Web page and app entries
● ● ● ● ● ● ●
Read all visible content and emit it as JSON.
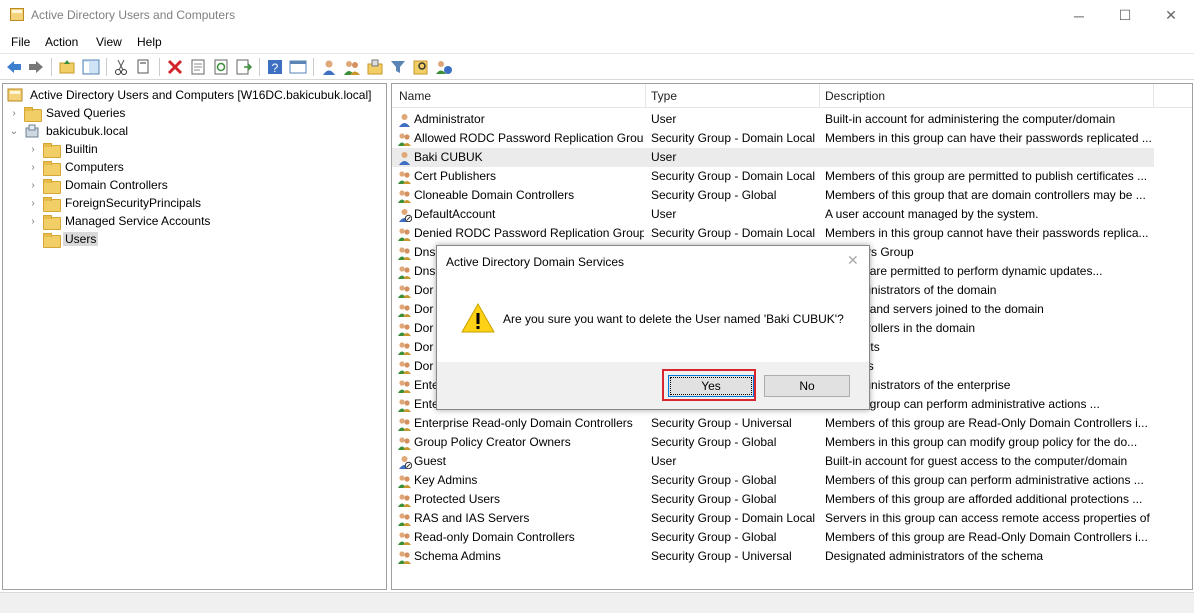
{
  "window": {
    "title": "Active Directory Users and Computers",
    "min_glyph": "─",
    "max_glyph": "☐",
    "close_glyph": "✕"
  },
  "menu": [
    "File",
    "Action",
    "View",
    "Help"
  ],
  "toolbar_icons": [
    "back-icon",
    "forward-icon",
    "up-folder-icon",
    "show-console-tree-icon",
    "cut-icon",
    "copy-icon",
    "delete-icon",
    "properties-icon",
    "refresh-icon",
    "export-list-icon",
    "help-icon",
    "console-view-icon",
    "new-user-icon",
    "new-group-icon",
    "new-ou-icon",
    "filter-icon",
    "find-icon",
    "add-to-group-icon"
  ],
  "tree": {
    "root": "Active Directory Users and Computers [W16DC.bakicubuk.local]",
    "saved_queries": "Saved Queries",
    "domain": "bakicubuk.local",
    "children": [
      "Builtin",
      "Computers",
      "Domain Controllers",
      "ForeignSecurityPrincipals",
      "Managed Service Accounts",
      "Users"
    ],
    "selected": "Users"
  },
  "list": {
    "columns": {
      "name": "Name",
      "type": "Type",
      "description": "Description"
    },
    "rows": [
      {
        "name": "Administrator",
        "type": "User",
        "desc": "Built-in account for administering the computer/domain",
        "icon": "user"
      },
      {
        "name": "Allowed RODC Password Replication Group",
        "type": "Security Group - Domain Local",
        "desc": "Members in this group can have their passwords replicated ...",
        "icon": "group"
      },
      {
        "name": "Baki CUBUK",
        "type": "User",
        "desc": "",
        "icon": "user"
      },
      {
        "name": "Cert Publishers",
        "type": "Security Group - Domain Local",
        "desc": "Members of this group are permitted to publish certificates ...",
        "icon": "group"
      },
      {
        "name": "Cloneable Domain Controllers",
        "type": "Security Group - Global",
        "desc": "Members of this group that are domain controllers may be ...",
        "icon": "group"
      },
      {
        "name": "DefaultAccount",
        "type": "User",
        "desc": "A user account managed by the system.",
        "icon": "user-disabled"
      },
      {
        "name": "Denied RODC Password Replication Group",
        "type": "Security Group - Domain Local",
        "desc": "Members in this group cannot have their passwords replica...",
        "icon": "group"
      },
      {
        "name": "Dns",
        "type": "",
        "desc": "inistrators Group",
        "icon": "group"
      },
      {
        "name": "Dns",
        "type": "",
        "desc": "nts who are permitted to perform dynamic updates...",
        "icon": "group"
      },
      {
        "name": "Dor",
        "type": "",
        "desc": "ted administrators of the domain",
        "icon": "group"
      },
      {
        "name": "Dor",
        "type": "",
        "desc": "stations and servers joined to the domain",
        "icon": "group"
      },
      {
        "name": "Dor",
        "type": "",
        "desc": "ain controllers in the domain",
        "icon": "group"
      },
      {
        "name": "Dor",
        "type": "",
        "desc": "ain guests",
        "icon": "group"
      },
      {
        "name": "Dor",
        "type": "",
        "desc": "ain users",
        "icon": "group"
      },
      {
        "name": "Ente",
        "type": "",
        "desc": "ted administrators of the enterprise",
        "icon": "group"
      },
      {
        "name": "Ente",
        "type": "",
        "desc": "s of this group can perform administrative actions ...",
        "icon": "group"
      },
      {
        "name": "Enterprise Read-only Domain Controllers",
        "type": "Security Group - Universal",
        "desc": "Members of this group are Read-Only Domain Controllers i...",
        "icon": "group"
      },
      {
        "name": "Group Policy Creator Owners",
        "type": "Security Group - Global",
        "desc": "Members in this group can modify group policy for the do...",
        "icon": "group"
      },
      {
        "name": "Guest",
        "type": "User",
        "desc": "Built-in account for guest access to the computer/domain",
        "icon": "user-disabled"
      },
      {
        "name": "Key Admins",
        "type": "Security Group - Global",
        "desc": "Members of this group can perform administrative actions ...",
        "icon": "group"
      },
      {
        "name": "Protected Users",
        "type": "Security Group - Global",
        "desc": "Members of this group are afforded additional protections ...",
        "icon": "group"
      },
      {
        "name": "RAS and IAS Servers",
        "type": "Security Group - Domain Local",
        "desc": "Servers in this group can access remote access properties of...",
        "icon": "group"
      },
      {
        "name": "Read-only Domain Controllers",
        "type": "Security Group - Global",
        "desc": "Members of this group are Read-Only Domain Controllers i...",
        "icon": "group"
      },
      {
        "name": "Schema Admins",
        "type": "Security Group - Universal",
        "desc": "Designated administrators of the schema",
        "icon": "group"
      }
    ]
  },
  "dialog": {
    "title": "Active Directory Domain Services",
    "close_glyph": "✕",
    "message": "Are you sure you want to delete the User named 'Baki CUBUK'?",
    "yes_label": "Yes",
    "no_label": "No"
  },
  "colors": {
    "highlight_border": "#d9262e",
    "accent": "#0078d7"
  }
}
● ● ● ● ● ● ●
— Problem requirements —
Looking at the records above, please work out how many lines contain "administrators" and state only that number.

— Answer to the problem —
3